I’ve run a small entrepreneurial side-business, which was successful. But taking that business to the next level would have required more of my time. I wasn’t willing to take that effort away from my freelancing.
That hat grew too large, and what I wanted more was to wear the other one. When I lost passion for it, I sold the side-business ($50K) to make time for other endeavours. I focused on making my freelance business better instead of trying to supplement it — and it worked. My last few years have been freelance nirvana.
Recently I’ve been doing more consulting, mentoring, training, and other offshoots of my primary freelance work. I’ve started writing as a first step towards a new potential passive-income solopreneur business. I’ve balanced these new endeavours with my freelance work, but they are growing small and slowly. Sometimes I’m frustrated they can’t move quicker, but I don’t have the balls (or enough desire) to abandon more of my freelance time to devote to these yet-unproven entrepreneurial offshoots.

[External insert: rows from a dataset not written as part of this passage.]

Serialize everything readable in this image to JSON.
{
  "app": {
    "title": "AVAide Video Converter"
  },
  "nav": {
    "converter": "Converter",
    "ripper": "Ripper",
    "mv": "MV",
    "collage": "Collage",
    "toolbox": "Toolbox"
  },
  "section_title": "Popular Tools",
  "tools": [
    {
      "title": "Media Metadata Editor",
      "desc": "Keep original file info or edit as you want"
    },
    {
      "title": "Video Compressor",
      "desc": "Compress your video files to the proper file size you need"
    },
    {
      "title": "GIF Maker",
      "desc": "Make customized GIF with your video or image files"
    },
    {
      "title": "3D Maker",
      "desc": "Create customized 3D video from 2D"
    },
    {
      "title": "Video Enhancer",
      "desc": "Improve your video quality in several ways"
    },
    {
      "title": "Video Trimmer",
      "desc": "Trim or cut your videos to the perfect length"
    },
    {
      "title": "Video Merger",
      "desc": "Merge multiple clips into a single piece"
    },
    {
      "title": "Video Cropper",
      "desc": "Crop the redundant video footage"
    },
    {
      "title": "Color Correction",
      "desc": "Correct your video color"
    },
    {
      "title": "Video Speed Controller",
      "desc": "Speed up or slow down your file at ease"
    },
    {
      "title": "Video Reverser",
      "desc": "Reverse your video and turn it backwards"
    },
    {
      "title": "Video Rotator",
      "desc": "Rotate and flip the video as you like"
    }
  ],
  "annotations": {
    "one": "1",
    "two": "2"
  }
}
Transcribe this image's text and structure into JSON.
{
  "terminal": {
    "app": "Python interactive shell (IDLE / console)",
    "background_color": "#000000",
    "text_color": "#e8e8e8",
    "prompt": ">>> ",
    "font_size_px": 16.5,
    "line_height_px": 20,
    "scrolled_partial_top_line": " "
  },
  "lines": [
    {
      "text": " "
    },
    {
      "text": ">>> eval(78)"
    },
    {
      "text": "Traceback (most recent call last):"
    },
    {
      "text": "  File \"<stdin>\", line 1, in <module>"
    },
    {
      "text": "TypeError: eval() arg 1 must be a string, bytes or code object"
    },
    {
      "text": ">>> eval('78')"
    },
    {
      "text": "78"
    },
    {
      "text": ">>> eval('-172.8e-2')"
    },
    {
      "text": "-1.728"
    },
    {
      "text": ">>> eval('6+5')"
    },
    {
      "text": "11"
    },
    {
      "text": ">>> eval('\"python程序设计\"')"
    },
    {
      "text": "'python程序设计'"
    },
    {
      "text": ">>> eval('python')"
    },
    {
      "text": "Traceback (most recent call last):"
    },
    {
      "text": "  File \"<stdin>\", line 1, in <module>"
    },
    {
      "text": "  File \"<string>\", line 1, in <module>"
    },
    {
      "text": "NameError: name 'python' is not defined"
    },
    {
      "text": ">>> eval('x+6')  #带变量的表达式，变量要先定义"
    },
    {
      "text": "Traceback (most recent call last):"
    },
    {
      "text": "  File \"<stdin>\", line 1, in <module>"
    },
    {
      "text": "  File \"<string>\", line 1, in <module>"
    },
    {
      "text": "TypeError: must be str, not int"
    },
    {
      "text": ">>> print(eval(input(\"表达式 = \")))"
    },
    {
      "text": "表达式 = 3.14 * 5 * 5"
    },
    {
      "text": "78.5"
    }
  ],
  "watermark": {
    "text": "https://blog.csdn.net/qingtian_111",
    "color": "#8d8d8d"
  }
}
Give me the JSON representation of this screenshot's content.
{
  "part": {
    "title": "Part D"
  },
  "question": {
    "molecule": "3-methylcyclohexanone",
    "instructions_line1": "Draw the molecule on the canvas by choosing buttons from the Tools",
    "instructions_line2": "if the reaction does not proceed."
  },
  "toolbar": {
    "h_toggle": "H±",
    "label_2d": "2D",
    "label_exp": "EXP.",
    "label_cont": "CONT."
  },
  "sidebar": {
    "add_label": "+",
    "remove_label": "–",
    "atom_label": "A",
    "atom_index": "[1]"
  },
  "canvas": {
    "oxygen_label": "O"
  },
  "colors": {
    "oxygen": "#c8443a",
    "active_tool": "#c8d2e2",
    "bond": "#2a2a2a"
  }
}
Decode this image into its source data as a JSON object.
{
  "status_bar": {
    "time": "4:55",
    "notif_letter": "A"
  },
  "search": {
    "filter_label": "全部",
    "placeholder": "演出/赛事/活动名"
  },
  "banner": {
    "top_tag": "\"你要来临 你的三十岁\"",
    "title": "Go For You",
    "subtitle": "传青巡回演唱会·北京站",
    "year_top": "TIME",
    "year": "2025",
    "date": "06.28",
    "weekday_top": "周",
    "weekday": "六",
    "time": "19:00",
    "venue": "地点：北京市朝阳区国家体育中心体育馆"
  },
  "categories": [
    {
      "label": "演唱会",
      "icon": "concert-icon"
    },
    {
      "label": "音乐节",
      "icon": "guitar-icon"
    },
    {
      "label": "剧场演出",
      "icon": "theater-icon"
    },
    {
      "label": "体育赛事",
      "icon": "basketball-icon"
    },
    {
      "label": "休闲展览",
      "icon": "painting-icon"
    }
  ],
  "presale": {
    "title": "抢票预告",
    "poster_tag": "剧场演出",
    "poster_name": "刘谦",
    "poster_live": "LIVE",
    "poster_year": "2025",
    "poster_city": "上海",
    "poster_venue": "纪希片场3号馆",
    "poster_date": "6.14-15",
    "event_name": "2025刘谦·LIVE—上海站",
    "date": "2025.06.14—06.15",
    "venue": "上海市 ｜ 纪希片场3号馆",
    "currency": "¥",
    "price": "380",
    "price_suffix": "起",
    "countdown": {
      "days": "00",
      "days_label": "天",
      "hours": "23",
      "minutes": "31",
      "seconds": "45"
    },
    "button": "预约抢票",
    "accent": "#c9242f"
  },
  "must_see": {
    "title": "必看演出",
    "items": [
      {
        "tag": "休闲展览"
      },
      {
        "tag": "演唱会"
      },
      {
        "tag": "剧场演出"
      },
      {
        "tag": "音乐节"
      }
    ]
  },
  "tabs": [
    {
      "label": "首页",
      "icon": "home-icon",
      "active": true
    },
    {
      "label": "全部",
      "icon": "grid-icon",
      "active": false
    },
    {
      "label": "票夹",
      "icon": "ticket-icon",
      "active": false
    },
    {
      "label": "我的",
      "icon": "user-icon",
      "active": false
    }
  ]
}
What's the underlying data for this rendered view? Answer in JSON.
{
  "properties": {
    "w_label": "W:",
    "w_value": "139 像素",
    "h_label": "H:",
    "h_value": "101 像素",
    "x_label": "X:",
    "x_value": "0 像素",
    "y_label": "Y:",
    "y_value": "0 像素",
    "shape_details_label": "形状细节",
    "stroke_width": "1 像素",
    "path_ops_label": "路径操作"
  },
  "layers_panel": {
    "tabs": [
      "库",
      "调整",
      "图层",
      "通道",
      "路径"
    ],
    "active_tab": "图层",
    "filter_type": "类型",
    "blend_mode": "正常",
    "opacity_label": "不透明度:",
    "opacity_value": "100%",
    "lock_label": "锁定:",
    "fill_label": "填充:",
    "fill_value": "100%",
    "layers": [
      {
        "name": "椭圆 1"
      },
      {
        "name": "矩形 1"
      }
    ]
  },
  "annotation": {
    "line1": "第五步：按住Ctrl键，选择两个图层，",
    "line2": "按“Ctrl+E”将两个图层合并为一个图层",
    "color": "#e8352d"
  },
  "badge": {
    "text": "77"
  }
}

I don’t ever want to stop doing hands-on design. I’ll never become a people-manager at the expense of the creative fulfilment from producing my own excellent work.
I’ll also never be fully satisfied with trading my time for money. I know building passive income is the recipe to wealth. The entrepreneur in me will never die, so I’ll be balancing this struggle all my life. I may never choose a single hat, but I suspect the freelance hat will remain my dominant accessory.
Freelancer → Solopreneur → Entrepreneur
If you’re like me, and you’re a freelancer with unsatisfied cravings for a taste of entrepreneurship, you’re already on a great path for that transition.
Freelancing is an essential step in the entrepreneur’s journey. It teaches you how to run a business, find clients, manage communication, work collaboratively, build your skills and test them in the marketplace. Freelancing teaches you most of the valuable business lessons you’ll need to thrive as an entrepreneur, with the benefit of low risk and little upfront investment required. Freelancing is where you hone your craft in preparation to build something larger than yourself.
The next step is solopreneur. It’s easy to make this leap since you’ve already used to doing everything alone. And there’s still little risk because nobody else’s livelihood is at stake. The difference is, you need to build something of value that doesn’t depend on your constant effort. (Break free from the ceiling of trading services for money). Find a side-project that kills two birds with one stone: it expands your skills as a freelancer while simultaneously laying the foundation for a passive income product.
Once you feel comfortable wearing the solopreneur hat, all you have to do is stretch it to fit some employees, and now you’re an entrepreneur. Recognise the parts of your new business that can/should operate without you, and find skilled people to take over those roles. Your business needs to be profitable enough to pay these people, otherwise you’ll require investment to get the ball rolling. As you cut more and more of yourself out of the hands-on operations, you’ll be forced to spend most of your time managing people and ideas. While that may hurt your creative mind or your ego, it should make your bank balance happy.
You may also learn that entrepreneurship isn’t right for you.
That’s OK. We don’t all need to be Gary V.
There are great things about freelancing that an entrepreneur will never enjoy. There’s no shame in being content with not scaling. Growth is satisfying, but there are many ways to do it. Find ways to grow yourself, or grow your profits, without growing your business larger than yourself.